# [Exercise]
Look through the data below, tally the lines where "down" occurs, and write the total alone.

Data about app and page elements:
********

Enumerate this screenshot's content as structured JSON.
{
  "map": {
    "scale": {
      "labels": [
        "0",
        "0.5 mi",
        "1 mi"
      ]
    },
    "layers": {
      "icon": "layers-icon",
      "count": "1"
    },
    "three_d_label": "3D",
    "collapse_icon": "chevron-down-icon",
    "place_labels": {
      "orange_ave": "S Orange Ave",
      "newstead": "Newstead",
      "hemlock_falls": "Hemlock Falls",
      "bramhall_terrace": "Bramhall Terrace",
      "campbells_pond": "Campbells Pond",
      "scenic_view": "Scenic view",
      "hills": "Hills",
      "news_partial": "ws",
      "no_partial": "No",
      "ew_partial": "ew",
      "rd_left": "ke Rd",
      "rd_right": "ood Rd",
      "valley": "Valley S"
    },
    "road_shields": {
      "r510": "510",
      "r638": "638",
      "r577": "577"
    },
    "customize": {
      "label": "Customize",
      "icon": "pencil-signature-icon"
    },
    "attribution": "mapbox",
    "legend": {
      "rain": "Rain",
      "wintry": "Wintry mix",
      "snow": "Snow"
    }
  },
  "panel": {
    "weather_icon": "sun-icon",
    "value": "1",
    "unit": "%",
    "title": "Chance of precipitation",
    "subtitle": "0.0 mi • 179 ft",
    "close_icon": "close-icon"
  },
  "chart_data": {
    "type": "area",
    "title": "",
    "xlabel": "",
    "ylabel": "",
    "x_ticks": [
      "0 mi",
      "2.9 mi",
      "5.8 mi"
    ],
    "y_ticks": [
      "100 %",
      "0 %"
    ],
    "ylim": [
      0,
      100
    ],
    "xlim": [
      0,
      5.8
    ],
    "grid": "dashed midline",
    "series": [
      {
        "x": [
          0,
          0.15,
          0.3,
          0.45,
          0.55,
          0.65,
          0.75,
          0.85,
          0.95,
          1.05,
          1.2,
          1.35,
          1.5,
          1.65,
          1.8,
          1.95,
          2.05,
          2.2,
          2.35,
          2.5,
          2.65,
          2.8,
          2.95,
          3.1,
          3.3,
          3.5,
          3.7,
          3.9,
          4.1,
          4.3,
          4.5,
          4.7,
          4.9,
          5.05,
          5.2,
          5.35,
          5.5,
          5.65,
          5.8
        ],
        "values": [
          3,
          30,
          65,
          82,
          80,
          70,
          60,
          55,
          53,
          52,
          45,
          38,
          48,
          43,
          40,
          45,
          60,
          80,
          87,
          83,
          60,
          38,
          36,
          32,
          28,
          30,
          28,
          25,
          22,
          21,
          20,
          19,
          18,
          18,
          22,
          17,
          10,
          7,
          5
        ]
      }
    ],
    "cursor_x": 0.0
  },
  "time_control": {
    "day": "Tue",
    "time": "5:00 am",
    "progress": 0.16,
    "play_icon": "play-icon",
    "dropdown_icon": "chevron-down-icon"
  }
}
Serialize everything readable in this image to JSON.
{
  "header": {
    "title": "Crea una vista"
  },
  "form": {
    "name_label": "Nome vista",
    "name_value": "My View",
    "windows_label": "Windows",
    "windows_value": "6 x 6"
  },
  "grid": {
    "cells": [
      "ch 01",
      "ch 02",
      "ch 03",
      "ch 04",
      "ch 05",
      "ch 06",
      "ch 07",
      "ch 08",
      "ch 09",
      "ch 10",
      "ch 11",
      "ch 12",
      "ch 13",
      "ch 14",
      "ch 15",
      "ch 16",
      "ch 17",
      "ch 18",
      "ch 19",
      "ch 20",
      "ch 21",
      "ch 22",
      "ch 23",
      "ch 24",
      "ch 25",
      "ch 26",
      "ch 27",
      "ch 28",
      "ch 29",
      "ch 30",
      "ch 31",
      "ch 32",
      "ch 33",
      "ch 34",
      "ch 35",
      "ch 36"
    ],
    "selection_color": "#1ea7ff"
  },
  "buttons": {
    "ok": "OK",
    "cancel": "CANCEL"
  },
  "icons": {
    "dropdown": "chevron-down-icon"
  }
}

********

# [Answer area]
3